_Work task:_ In the entries below, find the line containing "Serialize everything readable". Copy it and all lines after it, exactly, through the end.

===

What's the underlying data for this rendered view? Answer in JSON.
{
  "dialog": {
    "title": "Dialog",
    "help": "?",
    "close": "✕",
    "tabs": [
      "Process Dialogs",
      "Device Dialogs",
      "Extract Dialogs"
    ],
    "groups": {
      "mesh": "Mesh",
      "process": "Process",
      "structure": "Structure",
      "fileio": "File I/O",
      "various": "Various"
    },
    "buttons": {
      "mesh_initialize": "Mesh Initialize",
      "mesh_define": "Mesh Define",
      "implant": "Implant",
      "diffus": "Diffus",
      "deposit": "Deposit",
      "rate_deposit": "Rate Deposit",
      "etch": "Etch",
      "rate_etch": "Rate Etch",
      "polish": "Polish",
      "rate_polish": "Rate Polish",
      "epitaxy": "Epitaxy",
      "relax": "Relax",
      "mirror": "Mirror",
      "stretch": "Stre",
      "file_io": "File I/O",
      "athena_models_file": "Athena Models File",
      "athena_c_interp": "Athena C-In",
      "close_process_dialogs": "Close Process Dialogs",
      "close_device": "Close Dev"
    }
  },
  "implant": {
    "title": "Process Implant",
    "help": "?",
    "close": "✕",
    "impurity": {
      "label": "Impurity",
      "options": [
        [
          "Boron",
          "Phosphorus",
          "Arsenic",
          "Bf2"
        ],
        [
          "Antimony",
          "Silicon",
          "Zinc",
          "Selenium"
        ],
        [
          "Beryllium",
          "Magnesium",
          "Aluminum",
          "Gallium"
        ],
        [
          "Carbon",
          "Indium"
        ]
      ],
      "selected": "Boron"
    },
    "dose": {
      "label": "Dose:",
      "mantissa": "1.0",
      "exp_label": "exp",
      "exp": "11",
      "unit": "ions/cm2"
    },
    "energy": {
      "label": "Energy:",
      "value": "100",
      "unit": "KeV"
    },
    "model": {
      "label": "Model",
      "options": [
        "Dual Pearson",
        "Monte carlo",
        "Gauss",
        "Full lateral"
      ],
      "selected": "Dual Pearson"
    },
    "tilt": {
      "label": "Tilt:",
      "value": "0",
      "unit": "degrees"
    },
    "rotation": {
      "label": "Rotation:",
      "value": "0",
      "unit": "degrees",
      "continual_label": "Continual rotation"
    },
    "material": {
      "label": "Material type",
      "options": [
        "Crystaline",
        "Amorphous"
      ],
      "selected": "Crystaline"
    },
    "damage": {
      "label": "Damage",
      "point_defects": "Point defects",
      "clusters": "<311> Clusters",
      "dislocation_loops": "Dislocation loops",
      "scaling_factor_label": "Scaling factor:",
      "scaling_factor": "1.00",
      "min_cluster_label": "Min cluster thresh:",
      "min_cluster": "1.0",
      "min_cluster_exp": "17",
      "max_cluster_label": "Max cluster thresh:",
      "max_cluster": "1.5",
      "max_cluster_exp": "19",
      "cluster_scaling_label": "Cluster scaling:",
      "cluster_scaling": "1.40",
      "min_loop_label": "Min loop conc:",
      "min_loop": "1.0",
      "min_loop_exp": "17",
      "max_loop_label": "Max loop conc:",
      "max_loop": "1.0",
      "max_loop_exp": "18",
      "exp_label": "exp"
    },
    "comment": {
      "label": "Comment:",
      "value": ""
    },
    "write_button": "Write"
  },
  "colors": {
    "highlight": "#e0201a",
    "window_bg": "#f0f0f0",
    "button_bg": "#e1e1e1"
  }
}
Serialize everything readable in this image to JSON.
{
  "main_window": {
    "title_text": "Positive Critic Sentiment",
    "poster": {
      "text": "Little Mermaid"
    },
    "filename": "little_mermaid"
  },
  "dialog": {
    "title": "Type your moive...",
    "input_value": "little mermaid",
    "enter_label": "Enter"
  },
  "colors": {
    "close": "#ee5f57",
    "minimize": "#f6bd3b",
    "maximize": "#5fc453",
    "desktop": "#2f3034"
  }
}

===

_Task answer:_
Serialize everything readable in this image to JSON.
{
  "main_window": {
    "title_text": "Positive Critic Sentiment",
    "poster": {
      "text": "Little Mermaid"
    },
    "filename": "little_mermaid"
  },
  "dialog": {
    "title": "Type your moive...",
    "input_value": "little mermaid",
    "enter_label": "Enter"
  },
  "colors": {
    "close": "#ee5f57",
    "minimize": "#f6bd3b",
    "maximize": "#5fc453",
    "desktop": "#2f3034"
  }
}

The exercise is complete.